By Illinois Policy April 2017
In February 2012, Caterpillar’s then-CEO Doug Oberhelman outlined needed reforms to save Illinois manufacturing jobs. State lawmakers have failed to act, and the Land of Lincoln is the only state in the region to lose manufacturing jobs since.
For years, Illinois lawmakers have ignored cries for reform from Illinois manufacturers – an insult to more than half a million manufacturing workers who rely on a healthy industry to forge the state’s middle class.
One of those workers is Rick Schock. He’s been on third shift in assembly at Caterpillar’s Aurora plant for 12 years. But he will soon lose his job as part of the company’s plans to shutter production facilities there.
“When I first started you’d go in to a local bar on a Friday morning at 7 a.m. [after your shift ended] and it was like a Friday night. It was nice, the camaraderie,” Schock said. “We were a big family.”
“But now with the layoffs my stress level has been so high. When I look at the people at work, everyone looks defeated.”
One of the most straightforward pleas from one of manufacturing’s largest players came five years ago in February 2012, when Caterpillar’s then-CEO Doug Oberhelman penned an op-ed outlining how Illinois government must act in order to bring back manufacturing jobs.
His recommendations included real workers’ compensation reform and a balanced state budget that would provide long-term tax certainty and tax relief.
The mass layoffs at Caterpillar’s Aurora plant offers a chance to reflect on Oberhelman’s plea and how the state has fared since.

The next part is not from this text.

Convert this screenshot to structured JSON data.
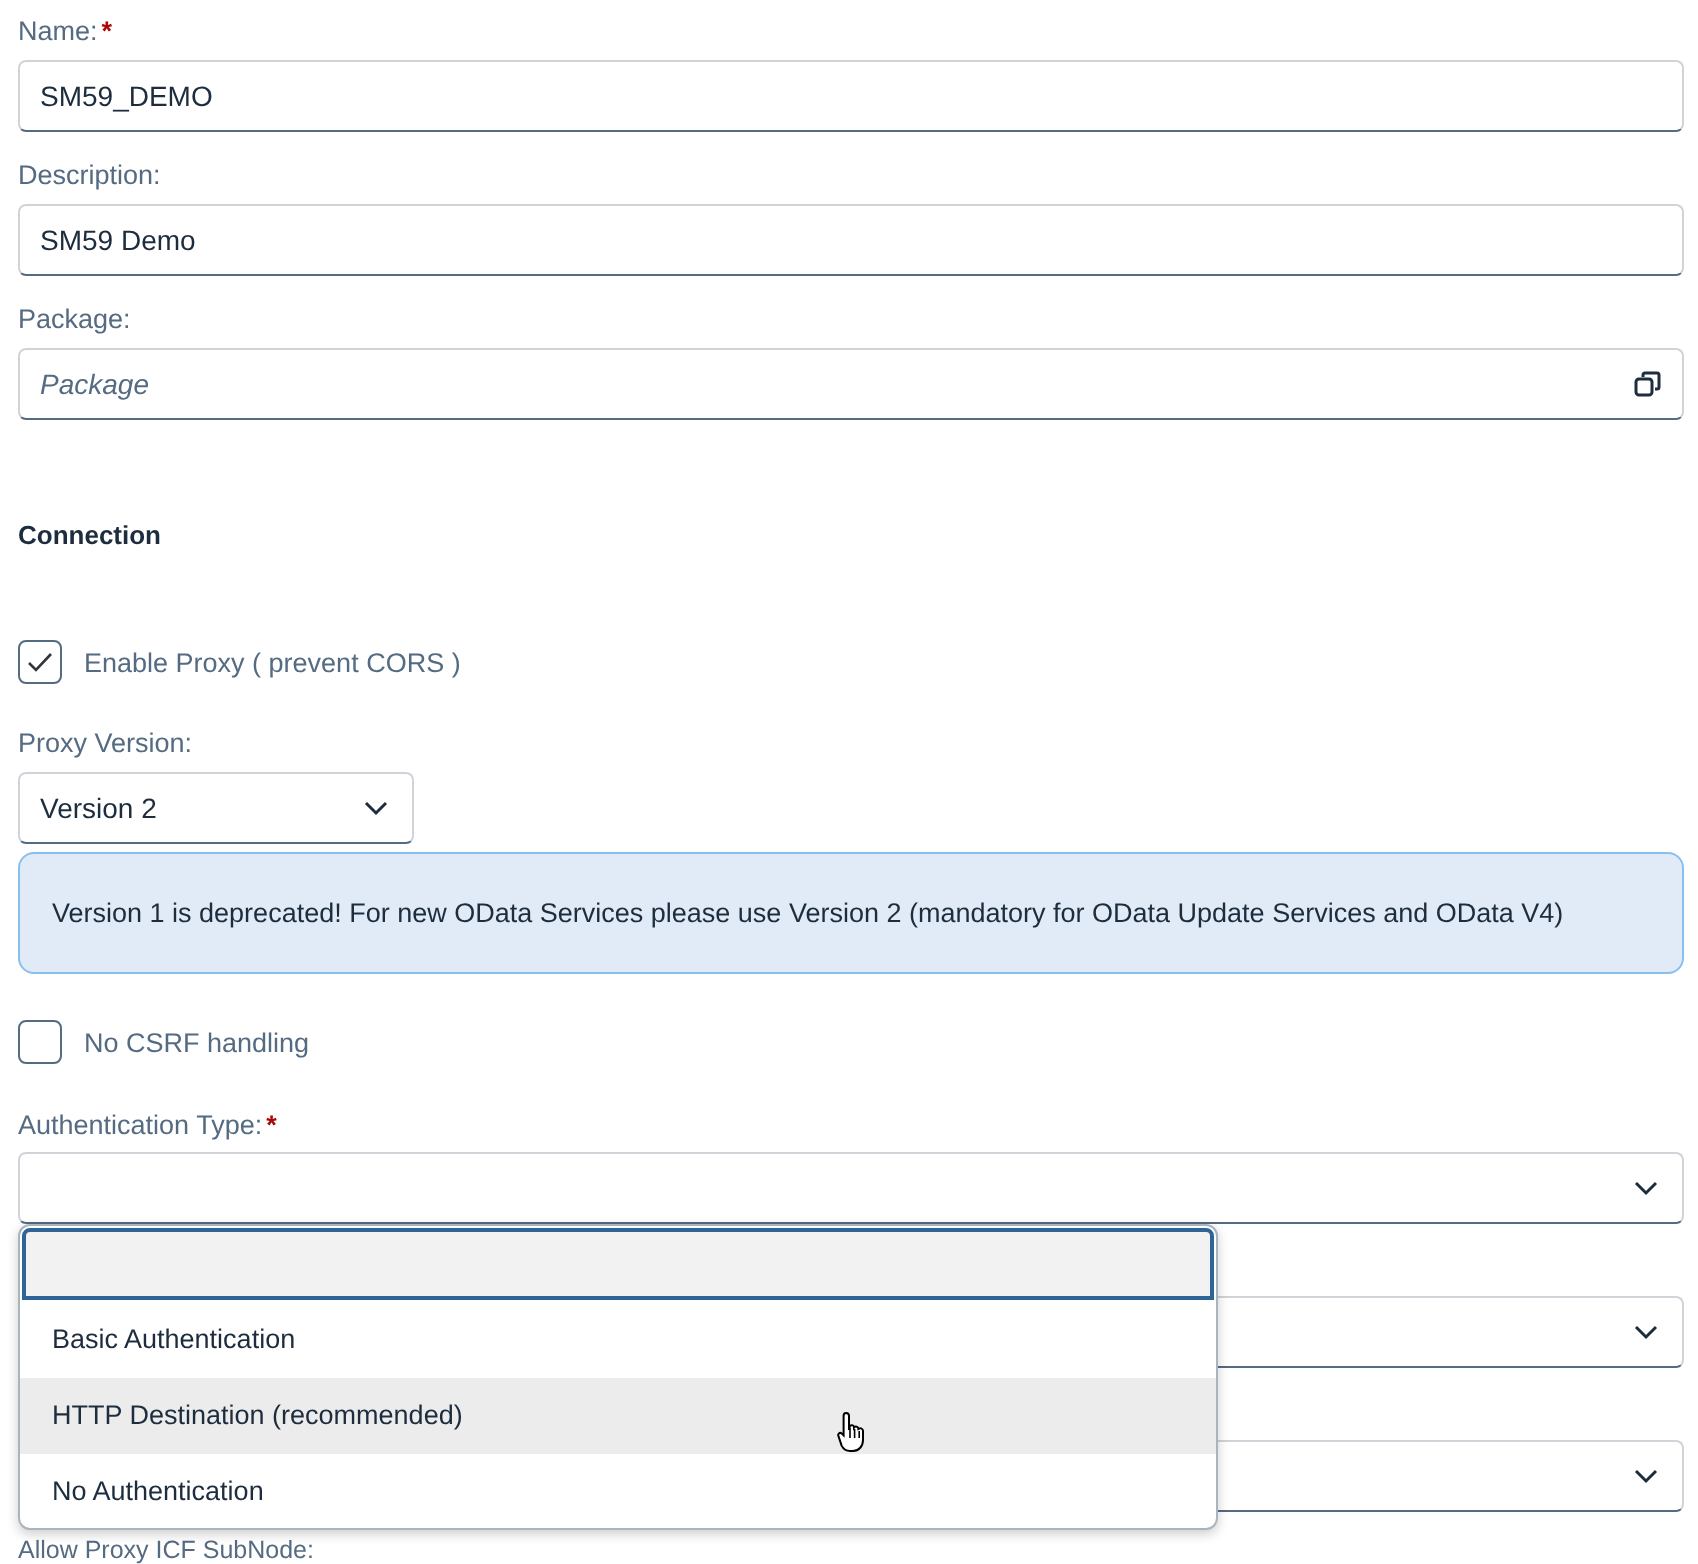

The results are in: Illinois is the only state in the region to suffer a net loss of manufacturing jobs in the last five years.
“Business leaders are making decisions today on where to invest in the future,” Oberhelman wrote in 2012. “Illinois must act now, with a bipartisan sense of urgency, to position itself for future job creation that is being discussed in boardrooms all across this country.
“When Caterpillar and most other companies look to locate a new factory in the United States, Illinois is not in the running for such projects. It doesn’t have to be that way.”
Illinois’ high property taxes and high workers’ compensation costs hit manufacturing harder than any other sector of the state economy, discouraging investment and even pushing manufacturers out of Illinois to other states.
The Illinois Policy Institute has put forward a state budget plan that addresses both of these major cost drivers, while balancing the budget without tax hikes.
Until politicians focus on tackling foundational reforms, Illinois will continue to bleed jobs – and hardworking men and women will suffer.